--- Data supplied Enclosed Below ---
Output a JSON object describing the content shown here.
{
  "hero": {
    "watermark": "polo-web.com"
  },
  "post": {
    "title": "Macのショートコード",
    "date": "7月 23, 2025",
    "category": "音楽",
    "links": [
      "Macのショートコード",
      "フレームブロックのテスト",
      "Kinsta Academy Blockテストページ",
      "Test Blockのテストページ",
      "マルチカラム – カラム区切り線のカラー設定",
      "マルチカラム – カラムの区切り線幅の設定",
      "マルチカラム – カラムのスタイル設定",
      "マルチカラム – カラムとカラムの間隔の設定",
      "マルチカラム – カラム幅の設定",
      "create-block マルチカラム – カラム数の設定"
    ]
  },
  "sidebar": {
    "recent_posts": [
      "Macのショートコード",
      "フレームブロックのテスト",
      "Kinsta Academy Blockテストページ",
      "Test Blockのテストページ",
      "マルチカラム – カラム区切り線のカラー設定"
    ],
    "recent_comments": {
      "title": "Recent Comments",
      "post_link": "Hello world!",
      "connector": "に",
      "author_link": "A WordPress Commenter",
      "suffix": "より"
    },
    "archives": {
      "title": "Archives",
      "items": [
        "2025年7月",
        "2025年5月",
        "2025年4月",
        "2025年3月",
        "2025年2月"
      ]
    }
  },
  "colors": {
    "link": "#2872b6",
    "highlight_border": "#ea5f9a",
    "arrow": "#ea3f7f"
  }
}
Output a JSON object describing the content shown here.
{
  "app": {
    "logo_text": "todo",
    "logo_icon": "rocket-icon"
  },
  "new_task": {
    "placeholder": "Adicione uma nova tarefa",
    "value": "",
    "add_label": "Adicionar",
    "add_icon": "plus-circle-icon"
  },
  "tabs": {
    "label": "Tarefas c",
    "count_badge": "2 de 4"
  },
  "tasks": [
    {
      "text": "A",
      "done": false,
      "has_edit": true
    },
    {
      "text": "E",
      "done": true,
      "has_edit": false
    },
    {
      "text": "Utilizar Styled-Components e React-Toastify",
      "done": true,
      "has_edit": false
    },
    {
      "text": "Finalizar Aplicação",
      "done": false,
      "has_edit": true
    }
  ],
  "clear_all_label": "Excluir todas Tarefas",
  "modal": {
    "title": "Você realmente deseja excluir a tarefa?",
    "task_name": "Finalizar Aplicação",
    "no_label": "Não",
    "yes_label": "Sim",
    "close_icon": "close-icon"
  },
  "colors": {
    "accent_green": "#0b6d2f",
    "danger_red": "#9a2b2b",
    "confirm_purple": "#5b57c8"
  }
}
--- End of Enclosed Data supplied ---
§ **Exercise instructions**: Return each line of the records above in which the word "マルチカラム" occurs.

§ **Response to this task**:
      "マルチカラム – カラム区切り線のカラー設定",
      "マルチカラム – カラムの区切り線幅の設定",
      "マルチカラム – カラムのスタイル設定",
      "マルチカラム – カラムとカラムの間隔の設定",
      "マルチカラム – カラム幅の設定",
      "create-block マルチカラム – カラム数の設定"
      "マルチカラム – カラム区切り線のカラー設定"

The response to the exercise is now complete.